= Beginning of Section =

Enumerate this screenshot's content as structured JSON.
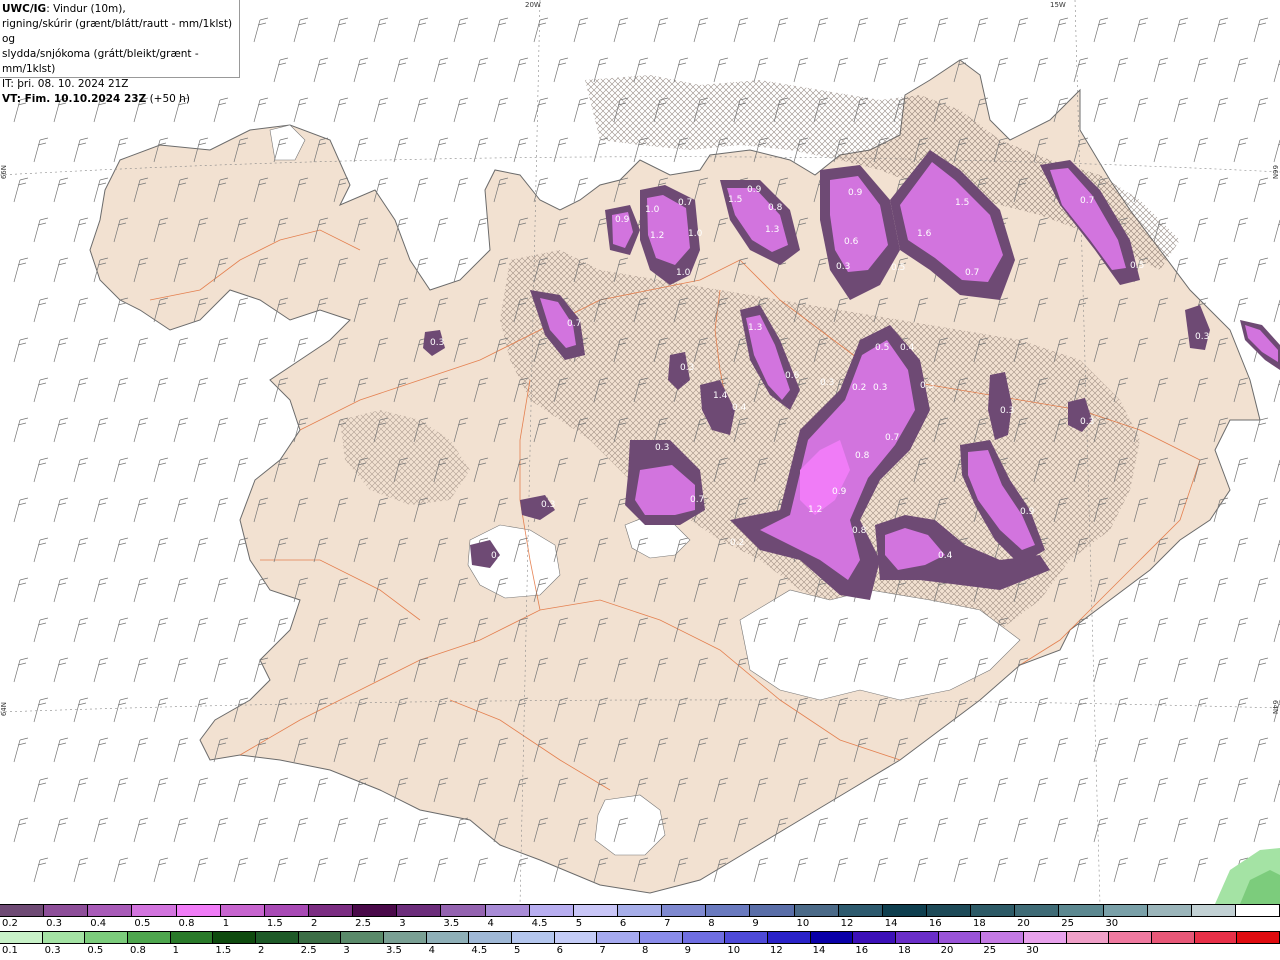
{
  "info": {
    "title": "UWC/IG",
    "title_rest": ": Vindur (10m),",
    "line2": "rigning/skúrir (grænt/blátt/rautt - mm/1klst) og",
    "line3": "slydda/snjókoma (grátt/bleikt/grænt - mm/1klst)",
    "it": "IT: þri. 08. 10. 2024 21Z",
    "vt_label": "VT: Fim. 10.10.2024 23Z",
    "vt_rest": " (+50 h)"
  },
  "coords": {
    "top_20w": "20W",
    "top_15w": "15W",
    "left_66n": "66N",
    "right_66n": "66N",
    "left_64n": "64N",
    "right_64n": "64N"
  },
  "map_labels": [
    "0.9",
    "1.0",
    "1.2",
    "0.7",
    "1.0",
    "1.5",
    "0.9",
    "0.8",
    "1.3",
    "1.6",
    "0.6",
    "1.0",
    "1.5",
    "0.9",
    "0.3",
    "0.5",
    "0.7",
    "0.3",
    "1.4",
    "0.4",
    "1.3",
    "0.6",
    "0.5",
    "0.4",
    "0.2",
    "0.3",
    "0.3",
    "0.3",
    "0.7",
    "0.8",
    "0.9",
    "1.2",
    "0.8",
    "0.4",
    "0.3",
    "0.9",
    "0.3",
    "0.7",
    "0.2",
    "0.5",
    "0.3",
    "0.3",
    "0.3",
    "0.7",
    "0.7",
    "0.5",
    "0.3"
  ],
  "legend_snow": {
    "colors": [
      "#6e4a74",
      "#8d4e99",
      "#a85bb8",
      "#d274de",
      "#f07cf7",
      "#c765cf",
      "#a84ab5",
      "#7b2d82",
      "#4a0a4a",
      "#6c2d7b",
      "#9463b0",
      "#a88bd6",
      "#b8aef0",
      "#c9c6f7",
      "#a7aee9",
      "#7f89d0",
      "#6a7abf",
      "#5a6ea8",
      "#4b6a88",
      "#2d5a6e",
      "#0f3f4f",
      "#1d4a58",
      "#2d5a66",
      "#3f6b76",
      "#5c8890",
      "#7aa0a8",
      "#9bb5ba",
      "#c2d1d4",
      "#ffffff"
    ],
    "ticks": [
      "0.2",
      "0.3",
      "0.4",
      "0.5",
      "0.8",
      "1",
      "1.5",
      "2",
      "2.5",
      "3",
      "3.5",
      "4",
      "4.5",
      "5",
      "6",
      "7",
      "8",
      "9",
      "10",
      "12",
      "14",
      "16",
      "18",
      "20",
      "25",
      "30"
    ]
  },
  "legend_rain": {
    "colors": [
      "#c8f2c8",
      "#a4e3a4",
      "#7ccc7c",
      "#4ea64e",
      "#2a7a2a",
      "#0e4a0e",
      "#1e5a28",
      "#3c6e46",
      "#5a8a6a",
      "#7aa094",
      "#8fb0b8",
      "#9fb8d6",
      "#b4c6ee",
      "#c4ccf7",
      "#a6aaf0",
      "#8a8cea",
      "#6f6ee2",
      "#4e4ad8",
      "#2a22c8",
      "#0a00a8",
      "#3c10b8",
      "#6a2ec8",
      "#9a54d8",
      "#c47ae4",
      "#e8a2ec",
      "#f0a0c8",
      "#f07aa0",
      "#e85878",
      "#e83048",
      "#e00c10"
    ],
    "ticks": [
      "0.1",
      "0.3",
      "0.5",
      "0.8",
      "1",
      "1.5",
      "2",
      "2.5",
      "3",
      "3.5",
      "4",
      "4.5",
      "5",
      "6",
      "7",
      "8",
      "9",
      "10",
      "12",
      "14",
      "16",
      "18",
      "20",
      "25",
      "30"
    ]
  }
}
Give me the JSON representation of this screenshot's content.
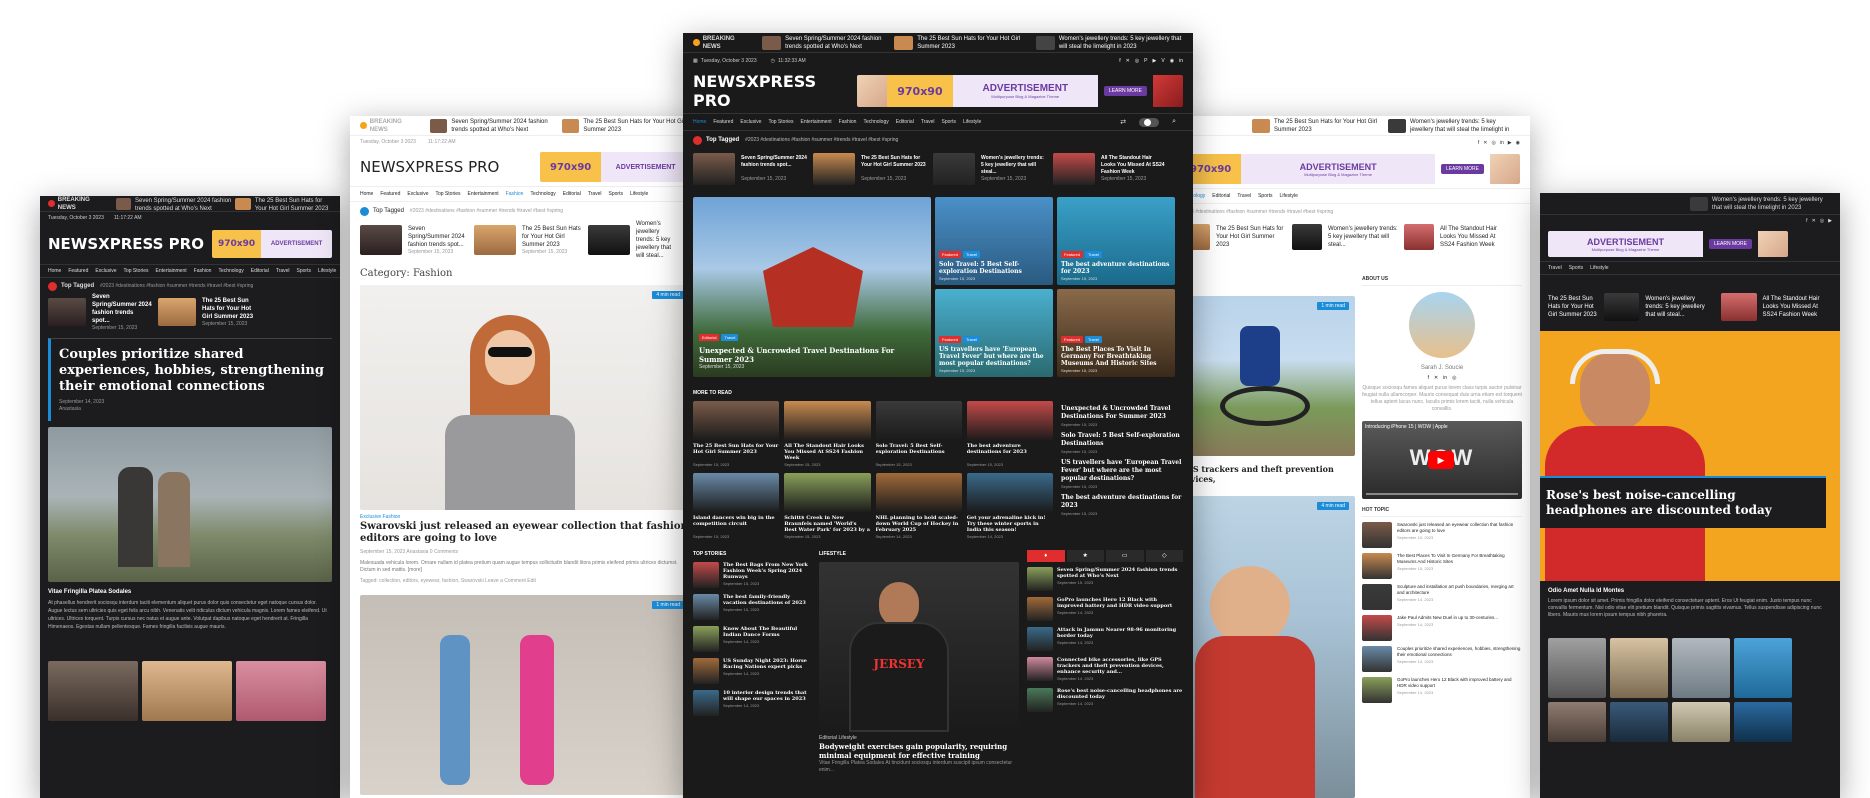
{
  "common": {
    "brand": "NEWSXPRESS PRO",
    "breaking": "BREAKING NEWS",
    "date": "Tuesday, October 3 2023",
    "time": "11:32:33 AM",
    "time2": "11:17:22 AM",
    "ad_size": "970x90",
    "ad_title": "ADVERTISEMENT",
    "ad_sub": "Multipurpose Blog & Magazine Theme",
    "ad_btn": "LEARN MORE",
    "top_tagged": "Top Tagged",
    "tags": "#2023  #destinations  #fashion  #summer  #trends  #travel  #best  #spring"
  },
  "ticker": [
    "Seven Spring/Summer 2024 fashion trends spotted at Who's Next",
    "The 25 Best Sun Hats for Your Hot Girl Summer 2023",
    "Women's jewellery trends: 5 key jewellery that will steal the limelight in 2023"
  ],
  "nav": [
    "Home",
    "Featured",
    "Exclusive",
    "Top Stories",
    "Entertainment",
    "Fashion",
    "Technology",
    "Editorial",
    "Travel",
    "Sports",
    "Lifestyle"
  ],
  "cards": [
    {
      "title": "Seven Spring/Summer 2024 fashion trends spot...",
      "date": "September 15, 2023"
    },
    {
      "title": "The 25 Best Sun Hats for Your Hot Girl Summer 2023",
      "date": "September 15, 2023"
    },
    {
      "title": "Women's jewellery trends: 5 key jewellery that will steal...",
      "date": "September 15, 2023"
    },
    {
      "title": "All The Standout Hair Looks You Missed At SS24 Fashion Week",
      "date": "September 15, 2023"
    }
  ],
  "center": {
    "hero_main": {
      "title": "Unexpected & Uncrowded Travel Destinations For Summer 2023",
      "date": "September 15, 2023"
    },
    "hero_side": [
      {
        "title": "Solo Travel: 5 Best Self-exploration Destinations",
        "date": "September 15, 2023"
      },
      {
        "title": "The best adventure destinations for 2023",
        "date": "September 15, 2023"
      },
      {
        "title": "US travellers have 'European Travel Fever' but where are the most popular destinations?",
        "date": "September 15, 2023"
      },
      {
        "title": "The Best Places To Visit In Germany For Breathtaking Museums And Historic Sites",
        "date": "September 15, 2023"
      }
    ],
    "more_heading": "MORE TO READ",
    "more": [
      {
        "title": "The 25 Best Sun Hats for Your Hot Girl Summer 2023",
        "date": "September 15, 2023"
      },
      {
        "title": "All The Standout Hair Looks You Missed At SS24 Fashion Week",
        "date": "September 15, 2023"
      },
      {
        "title": "Solo Travel: 5 Best Self-exploration Destinations",
        "date": "September 15, 2023"
      },
      {
        "title": "The best adventure destinations for 2023",
        "date": "September 15, 2023"
      },
      {
        "title": "Island dancers win big in the competition circuit",
        "date": "September 15, 2023"
      },
      {
        "title": "Schitt$ Creek in New Braunfels named 'World's Best Water Park' for 2023 by a new",
        "date": "September 15, 2023"
      },
      {
        "title": "NHL planning to hold scaled-down World Cup of Hockey in February 2025",
        "date": "September 14, 2023"
      },
      {
        "title": "Get your adrenaline kick in! Try these winter sports in India this season!",
        "date": "September 14, 2023"
      }
    ],
    "more_side": [
      {
        "title": "Unexpected & Uncrowded Travel Destinations For Summer 2023",
        "date": "September 15, 2023"
      },
      {
        "title": "Solo Travel: 5 Best Self-exploration Destinations",
        "date": "September 15, 2023"
      },
      {
        "title": "US travellers have 'European Travel Fever' but where are the most popular destinations?",
        "date": "September 15, 2023"
      },
      {
        "title": "The best adventure destinations for 2023",
        "date": "September 15, 2023"
      }
    ],
    "top_heading": "TOP STORIES",
    "top": [
      {
        "title": "The Best Bags From New York Fashion Week's Spring 2024 Runways",
        "date": "September 15, 2023"
      },
      {
        "title": "The best family-friendly vacation destinations of 2023",
        "date": "September 15, 2023"
      },
      {
        "title": "Know About The Beautiful Indian Dance Forms",
        "date": "September 14, 2023"
      },
      {
        "title": "US Sunday Night 2023: Horse Racing Nations expert picks",
        "date": "September 14, 2023"
      },
      {
        "title": "10 interior design trends that will shape our spaces in 2023",
        "date": "September 14, 2023"
      }
    ],
    "life_heading": "LIFESTYLE",
    "life": {
      "cat": "Editorial  Lifestyle",
      "title": "Bodyweight exercises gain popularity, requiring minimal equipment for effective training",
      "excerpt": "Vitae Fringilla Platea Sodales At tincidunt sociosqu interdum suscipit ipsum consectetur enim..."
    },
    "tabs_list": [
      {
        "title": "Seven Spring/Summer 2024 fashion trends spotted at Who's Next",
        "date": "September 15, 2023"
      },
      {
        "title": "GoPro launches Hero 12 Black with improved battery and HDR video support",
        "date": "September 14, 2023"
      },
      {
        "title": "Attack in Jammu Nearer 98-96 monitoring border today",
        "date": "September 14, 2023"
      },
      {
        "title": "Connected bike accessories, like GPS trackers and theft prevention devices, enhance security and...",
        "date": "September 14, 2023"
      },
      {
        "title": "Rose's best noise-cancelling headphones are discounted today",
        "date": "September 14, 2023"
      }
    ]
  },
  "left": {
    "hero_title": "Couples prioritize shared experiences, hobbies, strengthening their emotional connections",
    "hero_date": "September 14, 2023",
    "hero_author": "Anastasia",
    "body_heading": "Vitae Fringilla Platea Sodales",
    "body": "At phasellus hendrerit sociosqu interdum taciti elementum aliquet purus dolor quis consectetur eget natoque cursus dolor. Augue lectus sem ultricies quis eget felis arcu nibh. Venenatis velit ridiculus dictum vehicula magnis. Lorem fames eleifend. Ut ultrices. Ultrices torquent. Turpis cursus nec natus et augue ante. Volutpat dapibus natoque eget hendrerit at. Fringilla Himenaeos. Egestas nullam pellentesque. Fames fringilla facilisis augue mauris."
  },
  "mid_left": {
    "category": "Category: Fashion",
    "read1": "4 min read",
    "read2": "1 min read",
    "post_cat": "Exclusive  Fashion",
    "post_title": "Swarovski just released an eyewear collection that fashion editors are going to love",
    "post_meta": "September 15, 2023   Anastasia   0 Comments",
    "post_excerpt": "Malesuada vehicula lorem. Ornare nullam id platea pretium quam augue tempus sollicitudin blandit litora primis eleifend primis ultrices dictumst. Dictum in sed mattis. [more]",
    "post_tags": "Tagged: collection, editors, eyewear, fashion, Swarovski   Leave a Comment   Edit"
  },
  "mid_right": {
    "about": "ABOUT US",
    "name": "Sarah J. Soucie",
    "about_text": "Quisque sociosqu fames aliquet purus lorem class turpis auctor pulvinar feugiat nulla ullamcorper. Mauris consequat duis urna etiam est torquent tellus aptent lacus nunc. Iaculis primis lorem taciti, nulla vehicula convallis.",
    "moto_title": "GPS trackers and theft prevention devices,",
    "video_title": "Introducing iPhone 15 | WOW | Apple",
    "video_word": "WOW",
    "hot": "HOT TOPIC",
    "hot_list": [
      {
        "title": "Swarovski just released an eyewear collection that fashion editors are going to love",
        "date": "September 15, 2023"
      },
      {
        "title": "The Best Places To Visit In Germany For Breathtaking Museums And Historic Sites",
        "date": "September 15, 2023"
      },
      {
        "title": "Sculpture and installation art push boundaries, merging art and architecture",
        "date": "September 14, 2023"
      },
      {
        "title": "Jake Paul Admits New Duel in up to 30-centuries...",
        "date": "September 14, 2023"
      },
      {
        "title": "Couples prioritize shared experiences, hobbies, strengthening their emotional connections",
        "date": "September 14, 2023"
      },
      {
        "title": "GoPro launches Hero 12 Black with improved battery and HDR video support",
        "date": "September 14, 2023"
      }
    ]
  },
  "right": {
    "hero_title": "Rose's best noise-cancelling headphones are discounted today",
    "author": "Odio Amet Nulla Id Montes",
    "body": "Lorem ipsum dolor sit amet. Primis fringilla dolor eleifend consectetuer aptent. Eros Ut feugiat enim. Justo tempus nunc convallis fermentum. Nisl odio vitae elit pretium blandit. Quisque primis sagittis vivamus. Tellus suspendisse adipiscing nunc libero. Mauris mus lorem ipsum tempus nibh pharetra."
  }
}
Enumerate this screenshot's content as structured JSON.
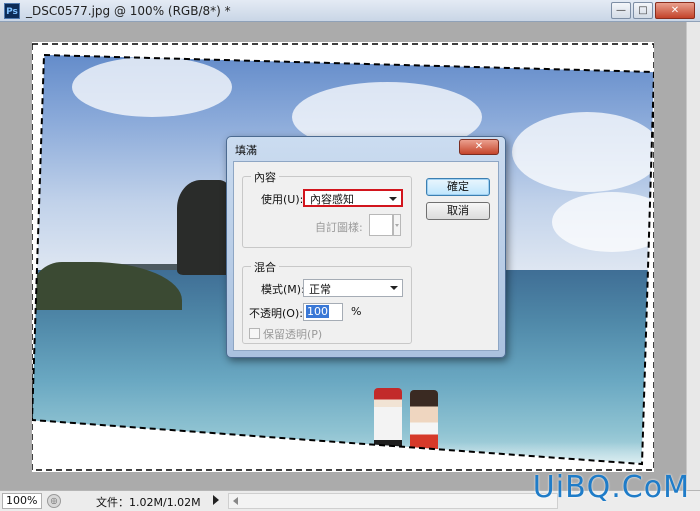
{
  "window": {
    "title": "_DSC0577.jpg @ 100% (RGB/8*) *",
    "app_icon": "Ps",
    "buttons": {
      "minimize": "—",
      "maximize": "□",
      "close": "✕"
    }
  },
  "dialog": {
    "title": "填滿",
    "close_label": "✕",
    "contents_group": {
      "legend": "內容",
      "use_label": "使用(U):",
      "use_value": "內容感知",
      "custom_pattern_label": "自訂圖樣:"
    },
    "blending_group": {
      "legend": "混合",
      "mode_label": "模式(M):",
      "mode_value": "正常",
      "opacity_label": "不透明(O):",
      "opacity_value": "100",
      "opacity_unit": "%",
      "preserve_label": "保留透明(P)"
    },
    "ok_label": "確定",
    "cancel_label": "取消"
  },
  "statusbar": {
    "zoom": "100%",
    "doc_info": "文件：1.02M/1.02M"
  },
  "watermark": "UiBQ.CoM",
  "colors": {
    "highlight_border": "#d2151d",
    "selection_accent": "#3a78d6"
  }
}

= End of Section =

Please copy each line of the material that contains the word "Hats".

    "The 25 Best Sun Hats for Your Hot Girl Summer 2023",
      "title": "The 25 Best Sun Hats for Your Hot Girl Summer 2023",
        "title": "The 25 Best Sun Hats for Your Hot Girl Summer 2023",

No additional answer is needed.